“One of the greatest titles in the world is parent, and one of the biggest blessings in the world is to have parents to call mom and dad.” – Jim DeMint

It is only when you become a parent yourself that you realize what an enormous sacrifice and how much hard work it is to raise a kid. Then you start feeling guilty that you never really appreciated what your parents did for you. If you get a chance before they leave forever, tell them what you feel and how much you will miss them. Here are 8 things I wish I could tell my parents.

1. I am grateful for the role models you provided

Strong ethics and hard work marked you as special. They were your hallmarks. You gave me the role models to follow and I will never forget that, and will teach my kids the same. You taught me that there were no short cuts and you encouraged me to study hard. You did not get too upset when the report cards read, “He should try harder.”

2. I love the way you helped others

You went out of your way to help neighbors and friends who were experiencing difficult times and you demonstrated your values by taking action. If our neighbour lost her keys, Dad was there to tell her to retrace her steps. It worked every time!

3. I now know your standards were never too high

When you taught me that there was only one way to do anything – the right way – I thought you were far too strict. But there was never any question about shaming us in public, which is so popular nowadays. Now I know what is always right and that shoddy shortcuts and manipulative tactics will never pay off in the long term.

4. I love the way you encouraged us to work and earn money

You demonstrated a hard work ethic. I was allowed to work at the age of 17 in a laundry for two months, which was difficult, but taught me many life lessons I will never forget. Then I had an astonishing range of summer jobs such as bar person, lab assistant, door to door salesman, and fruit picker. This taught me the value of money and how to save for emergencies.
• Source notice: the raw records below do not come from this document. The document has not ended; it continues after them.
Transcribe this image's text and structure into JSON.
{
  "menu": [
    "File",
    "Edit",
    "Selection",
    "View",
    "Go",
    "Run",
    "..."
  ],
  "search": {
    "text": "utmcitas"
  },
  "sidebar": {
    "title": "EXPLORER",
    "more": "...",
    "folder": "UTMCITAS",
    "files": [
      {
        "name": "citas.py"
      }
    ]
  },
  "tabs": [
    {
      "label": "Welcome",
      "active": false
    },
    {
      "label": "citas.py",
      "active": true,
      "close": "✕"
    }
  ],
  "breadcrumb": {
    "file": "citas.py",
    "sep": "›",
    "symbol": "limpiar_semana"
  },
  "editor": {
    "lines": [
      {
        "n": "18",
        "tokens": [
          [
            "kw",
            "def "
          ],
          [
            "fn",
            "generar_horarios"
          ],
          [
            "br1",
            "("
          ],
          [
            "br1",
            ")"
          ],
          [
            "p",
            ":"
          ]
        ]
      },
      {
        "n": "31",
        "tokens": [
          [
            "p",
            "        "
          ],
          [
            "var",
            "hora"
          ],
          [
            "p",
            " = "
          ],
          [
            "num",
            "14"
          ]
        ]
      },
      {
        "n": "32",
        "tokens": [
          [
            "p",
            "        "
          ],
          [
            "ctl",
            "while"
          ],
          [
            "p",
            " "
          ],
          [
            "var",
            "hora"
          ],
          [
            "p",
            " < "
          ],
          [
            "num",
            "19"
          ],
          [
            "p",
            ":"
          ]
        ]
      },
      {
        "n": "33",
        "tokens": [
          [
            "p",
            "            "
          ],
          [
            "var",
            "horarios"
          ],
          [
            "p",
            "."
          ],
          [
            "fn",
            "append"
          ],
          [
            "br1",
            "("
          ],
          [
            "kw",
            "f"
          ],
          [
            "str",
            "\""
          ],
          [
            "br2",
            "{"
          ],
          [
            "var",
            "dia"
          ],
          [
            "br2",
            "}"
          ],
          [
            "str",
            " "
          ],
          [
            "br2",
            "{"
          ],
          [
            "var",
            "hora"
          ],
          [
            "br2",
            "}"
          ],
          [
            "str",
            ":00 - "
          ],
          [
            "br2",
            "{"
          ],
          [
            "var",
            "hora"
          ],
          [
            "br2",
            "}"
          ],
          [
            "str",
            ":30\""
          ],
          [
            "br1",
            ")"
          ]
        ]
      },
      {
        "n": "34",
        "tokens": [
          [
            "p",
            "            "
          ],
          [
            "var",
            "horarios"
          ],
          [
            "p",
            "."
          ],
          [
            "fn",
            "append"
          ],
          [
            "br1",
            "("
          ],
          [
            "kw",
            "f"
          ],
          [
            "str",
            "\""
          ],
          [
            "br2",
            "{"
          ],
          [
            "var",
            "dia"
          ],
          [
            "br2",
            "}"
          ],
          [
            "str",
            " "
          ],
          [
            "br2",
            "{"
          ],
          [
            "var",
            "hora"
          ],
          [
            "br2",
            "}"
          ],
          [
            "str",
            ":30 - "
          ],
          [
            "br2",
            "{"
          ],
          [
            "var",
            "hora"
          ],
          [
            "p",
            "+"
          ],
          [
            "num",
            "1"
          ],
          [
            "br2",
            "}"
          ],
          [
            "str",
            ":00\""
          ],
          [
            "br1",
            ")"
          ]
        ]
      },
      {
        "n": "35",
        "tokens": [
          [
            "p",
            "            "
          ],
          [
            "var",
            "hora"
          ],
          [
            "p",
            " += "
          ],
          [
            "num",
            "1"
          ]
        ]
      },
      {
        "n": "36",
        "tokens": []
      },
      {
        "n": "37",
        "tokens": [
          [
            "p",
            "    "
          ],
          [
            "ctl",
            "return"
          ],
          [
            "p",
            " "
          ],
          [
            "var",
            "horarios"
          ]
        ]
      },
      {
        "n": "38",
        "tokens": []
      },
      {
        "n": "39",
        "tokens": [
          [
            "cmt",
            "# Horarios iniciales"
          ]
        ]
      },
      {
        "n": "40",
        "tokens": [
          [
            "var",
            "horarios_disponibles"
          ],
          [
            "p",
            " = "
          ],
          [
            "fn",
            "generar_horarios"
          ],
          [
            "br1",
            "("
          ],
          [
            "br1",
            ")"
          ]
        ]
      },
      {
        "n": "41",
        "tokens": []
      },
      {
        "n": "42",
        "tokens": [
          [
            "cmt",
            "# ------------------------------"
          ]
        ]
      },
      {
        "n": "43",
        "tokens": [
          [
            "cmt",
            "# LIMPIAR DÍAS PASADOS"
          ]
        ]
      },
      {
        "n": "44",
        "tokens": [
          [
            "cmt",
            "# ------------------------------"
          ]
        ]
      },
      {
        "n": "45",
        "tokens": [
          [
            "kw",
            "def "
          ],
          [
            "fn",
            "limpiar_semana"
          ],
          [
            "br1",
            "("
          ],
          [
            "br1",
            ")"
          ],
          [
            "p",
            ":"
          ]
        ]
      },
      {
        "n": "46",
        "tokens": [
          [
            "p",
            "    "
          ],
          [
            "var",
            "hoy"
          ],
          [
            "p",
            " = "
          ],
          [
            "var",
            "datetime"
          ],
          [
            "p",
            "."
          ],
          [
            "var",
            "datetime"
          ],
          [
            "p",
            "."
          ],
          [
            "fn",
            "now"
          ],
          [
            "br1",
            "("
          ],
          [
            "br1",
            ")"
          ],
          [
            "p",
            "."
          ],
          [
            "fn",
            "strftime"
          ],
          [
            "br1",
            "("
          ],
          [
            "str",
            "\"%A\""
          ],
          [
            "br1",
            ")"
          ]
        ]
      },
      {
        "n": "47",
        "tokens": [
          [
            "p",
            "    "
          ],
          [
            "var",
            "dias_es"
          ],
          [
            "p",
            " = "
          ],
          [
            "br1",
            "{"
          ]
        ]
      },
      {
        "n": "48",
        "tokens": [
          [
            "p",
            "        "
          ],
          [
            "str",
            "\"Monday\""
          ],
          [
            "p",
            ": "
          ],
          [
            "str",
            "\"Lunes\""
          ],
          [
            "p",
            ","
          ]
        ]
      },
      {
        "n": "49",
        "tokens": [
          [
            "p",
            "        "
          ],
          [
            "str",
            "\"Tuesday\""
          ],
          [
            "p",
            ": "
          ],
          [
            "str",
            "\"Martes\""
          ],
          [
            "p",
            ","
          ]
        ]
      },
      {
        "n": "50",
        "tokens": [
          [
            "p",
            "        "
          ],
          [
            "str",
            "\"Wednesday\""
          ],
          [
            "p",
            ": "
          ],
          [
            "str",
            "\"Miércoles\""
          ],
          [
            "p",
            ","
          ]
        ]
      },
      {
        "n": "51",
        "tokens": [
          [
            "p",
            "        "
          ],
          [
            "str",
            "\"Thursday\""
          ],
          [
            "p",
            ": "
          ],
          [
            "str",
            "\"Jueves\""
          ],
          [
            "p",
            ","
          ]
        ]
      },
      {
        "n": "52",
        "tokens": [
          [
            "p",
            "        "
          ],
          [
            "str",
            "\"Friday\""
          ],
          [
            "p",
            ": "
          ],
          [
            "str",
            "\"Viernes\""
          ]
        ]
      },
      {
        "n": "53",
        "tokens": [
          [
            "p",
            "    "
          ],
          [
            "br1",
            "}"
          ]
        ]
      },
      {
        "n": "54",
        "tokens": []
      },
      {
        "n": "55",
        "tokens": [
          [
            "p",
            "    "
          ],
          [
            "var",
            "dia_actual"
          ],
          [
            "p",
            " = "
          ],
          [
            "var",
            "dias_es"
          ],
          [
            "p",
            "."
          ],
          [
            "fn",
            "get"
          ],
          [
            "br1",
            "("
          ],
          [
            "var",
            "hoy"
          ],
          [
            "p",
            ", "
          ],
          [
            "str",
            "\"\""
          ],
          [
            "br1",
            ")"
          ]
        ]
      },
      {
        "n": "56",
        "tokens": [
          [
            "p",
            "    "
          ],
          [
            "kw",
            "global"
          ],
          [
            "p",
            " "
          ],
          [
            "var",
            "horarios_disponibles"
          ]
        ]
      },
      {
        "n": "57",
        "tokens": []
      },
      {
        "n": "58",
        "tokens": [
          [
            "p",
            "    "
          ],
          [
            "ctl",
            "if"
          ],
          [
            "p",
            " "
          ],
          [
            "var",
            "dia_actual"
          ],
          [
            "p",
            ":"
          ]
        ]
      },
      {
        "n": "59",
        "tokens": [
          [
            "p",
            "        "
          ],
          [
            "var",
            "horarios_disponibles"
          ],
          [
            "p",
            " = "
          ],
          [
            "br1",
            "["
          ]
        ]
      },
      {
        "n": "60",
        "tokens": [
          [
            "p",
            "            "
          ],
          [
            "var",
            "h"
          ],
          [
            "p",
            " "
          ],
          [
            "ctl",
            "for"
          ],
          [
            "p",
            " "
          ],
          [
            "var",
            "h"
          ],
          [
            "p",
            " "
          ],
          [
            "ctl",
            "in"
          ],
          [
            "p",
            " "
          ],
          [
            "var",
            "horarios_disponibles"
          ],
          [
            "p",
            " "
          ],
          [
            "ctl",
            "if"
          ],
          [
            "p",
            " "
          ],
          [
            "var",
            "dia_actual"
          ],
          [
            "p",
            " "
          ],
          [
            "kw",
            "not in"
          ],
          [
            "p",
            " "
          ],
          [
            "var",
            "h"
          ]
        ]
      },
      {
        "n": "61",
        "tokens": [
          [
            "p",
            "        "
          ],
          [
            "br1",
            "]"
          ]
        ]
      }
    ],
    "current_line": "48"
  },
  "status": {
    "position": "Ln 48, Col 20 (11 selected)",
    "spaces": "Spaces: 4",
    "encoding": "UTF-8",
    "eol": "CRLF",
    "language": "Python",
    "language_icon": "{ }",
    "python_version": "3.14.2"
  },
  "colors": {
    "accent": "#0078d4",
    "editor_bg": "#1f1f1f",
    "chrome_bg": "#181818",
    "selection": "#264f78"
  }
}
5. I am grateful you never intervened at school

I had problems at school, but you never intervened because you taught us to fend for ourselves. There were cases of bullying, sporting failures and disappointing exam results but you were never going to intervene on our behalf. We knew that we had to stand on our own two feet. You allowed us to fail and learn some tough life lessons. We were astonished when parents of delinquents and bullies were constantly ringing up the Principal to protest about the suspension of their little pets.

6. I am grateful for the chores we had to do

I complained at the time, but now I know the true value of helping out around the house. My mother worked, so we all had to muscle in and get things on the table by a certain time. We learned great skills and my ironing, cooking and gardening skills are still admired. Thank goodness you never spoiled us.

7. I thank you for the gift of reading

We were encouraged to read from early on. I still have my first Ladybird book, “Dick Whittington Goes to London.” Other kids never read anything and they grew up to be bigoted and badly behaved. Reading was an eye opener to the real world and I will never forget that wonderful gift you gave us.

“From your parents you learn love and laughter and how to put one foot before the other. But when books are opened you discover that you have wings.” – Helen Hayes

8. I thank you for teaching me about gratitude

“Count your blessings,” was my mother’s refrain. Every day, she reminded us to be grateful and that is the most important lesson my parents ever taught me. She just knew instinctively that was the secret to happiness and success. She would laugh now at the research which shows that adolescents who are taught to be grateful do better at school and suffer from less depression and envy. Everybody knows that, but she actually practised it and I am so grateful for that. Thanks Mom!

 “Children are grateful when Santa Claus puts in their stockings gifts of toys or sweets. Could I not be grateful to Santa Claus when he puts in my stockings the gift of two miraculous legs? We thank people for birthday presents of cigars and slippers. Can I thank no one for the birthday present of birth?”- G.K. Chesterton